The Self Managed Display Standard Subset sub-option can be found under the Display Menu option after experimenting with Self-Managed Display Full Set, which can be found under the Display option of the Main Menu. This display feature is a sleeker version of the Self Managed Display Full Variable/Parameter function of IFs.
Click on the Select Names option at the top of the screen after choosing Self-Managed Displays and then on the Standard Subset sub-option. You should see the following screen:
This screen would, for example, allow you to select world population for display. First, make sure that the oblong box located at the bottom of the screen is empty by clicking on the "Clear Selections" button. In the box labeled "World Totals," use your mouse to highlight the word "Population Growth Rate." At the bottom of the screen, in what is called the "Status Box," you will see the line "WPOPR." WPOPR is the variable name in the model for world population. IFs uses abbreviated variable names to keep track of variables, but you can always obtain full definitions of the variable names when you forget what they mean. For instance, click your mouse on a variable name in the Status Box and a box with options will pop up. One option provides definitions; another provides equations behind the variable, and so on. The  is a file name from which the variable is taken and the Explain File button will explain file names.
With WPOPR at the bottom of your screen, click on "Exit to Display". You can now make a graph of world population growth rate by clicking on graph and then on line. You should be presented with a screen that looks similar to the one below:

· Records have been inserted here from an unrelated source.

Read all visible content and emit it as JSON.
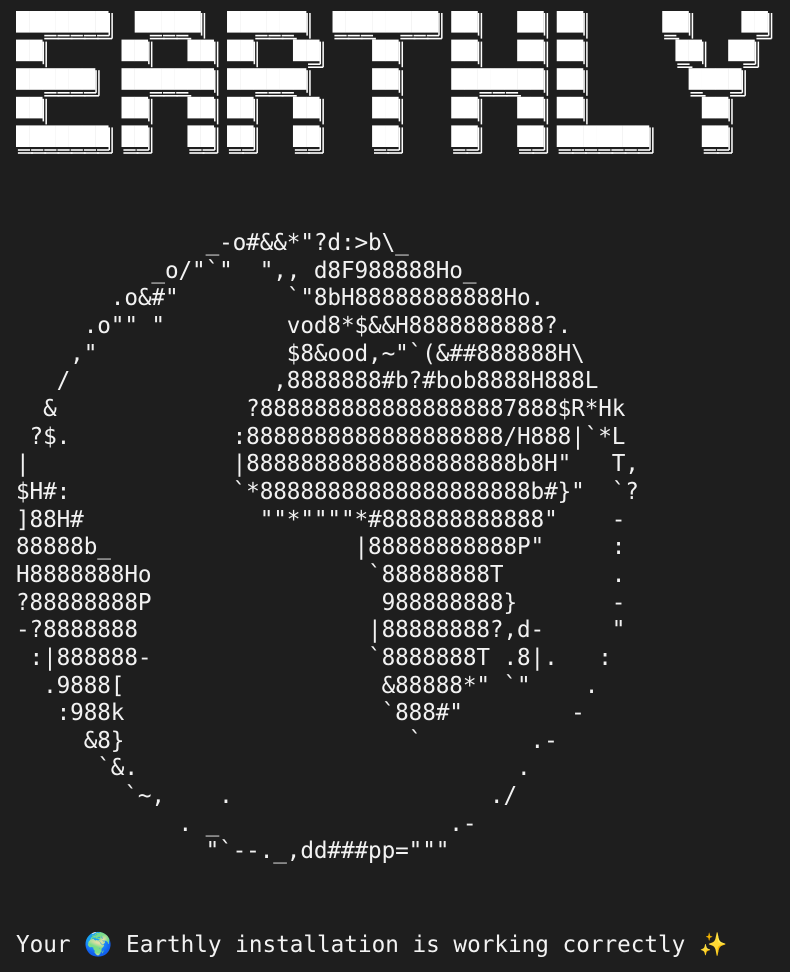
{
  "terminal": {
    "background": "#1e1e1e",
    "foreground": "#ffffff",
    "banner": {
      "text": "EARTHLY",
      "style": "double-line box-drawing block letters"
    },
    "globe_art": "              _-o#&&*\"?d:>b\\_\n          _o/\"`\"  \",, d8F988888Ho_\n       .o&#\"        `\"8bH88888888888Ho.\n     .o\"\" \"         vod8*$&&H8888888888?.\n    ,\"              $8&ood,~\"`(&##888888H\\\n   /               ,8888888#b?#bob8888H888L\n  &              ?8888888888888888887888$R*Hk\n ?$.            :8888888888888888888/H888|`*L\n|               |88888888888888888888b8H\"   T,\n$H#:            `*88888888888888888888b#}\"  `?\n]88H#             \"\"*\"\"\"\"*#888888888888\"    -\n88888b_                  |88888888888P\"     :\nH8888888Ho                `88888888T        .\n?88888888P                 988888888}       -\n-?8888888                 |88888888?,d-     \"\n :|888888-                `8888888T .8|.   :\n  .9888[                   &88888*\" `\"    .\n   :988k                   `888#\"        -\n     &8}                     `        .-\n      `&.                            .\n        `~,    .                   ./\n            . _                 .-\n              \"`--._,dd###pp=\"\"\"",
    "status": {
      "prefix": "Your ",
      "globe_emoji": "🌍",
      "message": " Earthly installation is working correctly ",
      "sparkle_emoji": "✨"
    }
  }
}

This graph shows you that world population growth rate is expected to fall from about 1.15% in 2000 to about .85% in 2020.

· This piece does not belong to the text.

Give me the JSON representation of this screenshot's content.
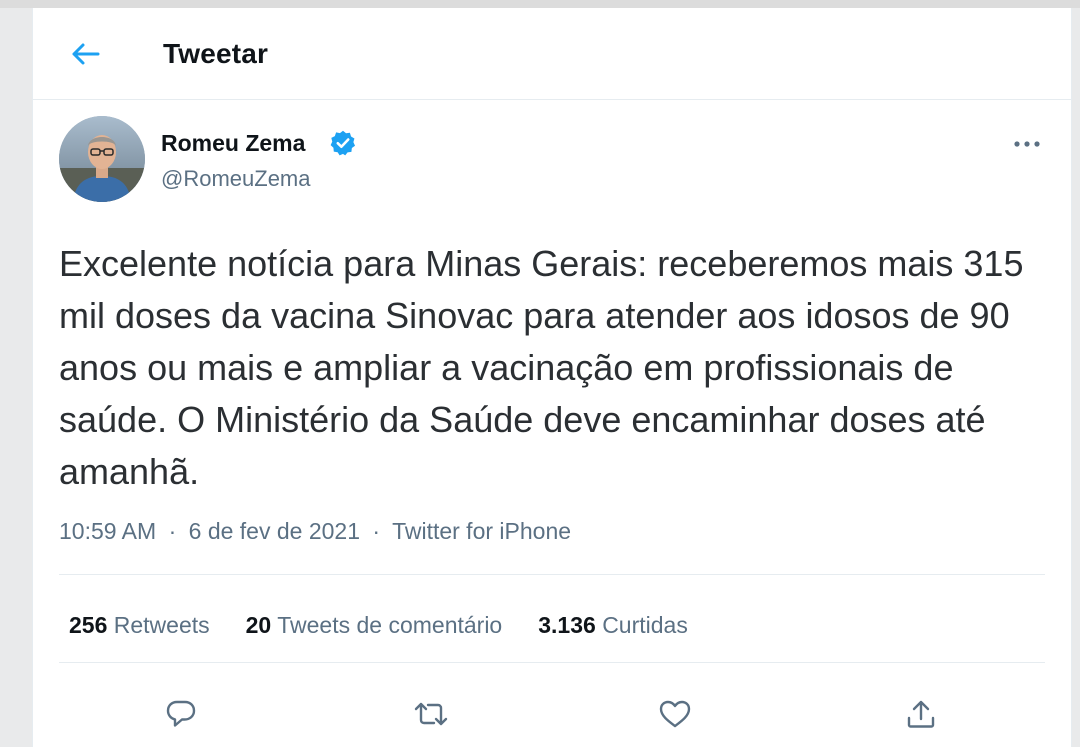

Although you could now use the Standard Display form to choose and display many other variables for the countries/regions of the choice, you want instead to learn to do this exact same selection process from the full variable set. Close the table you have created.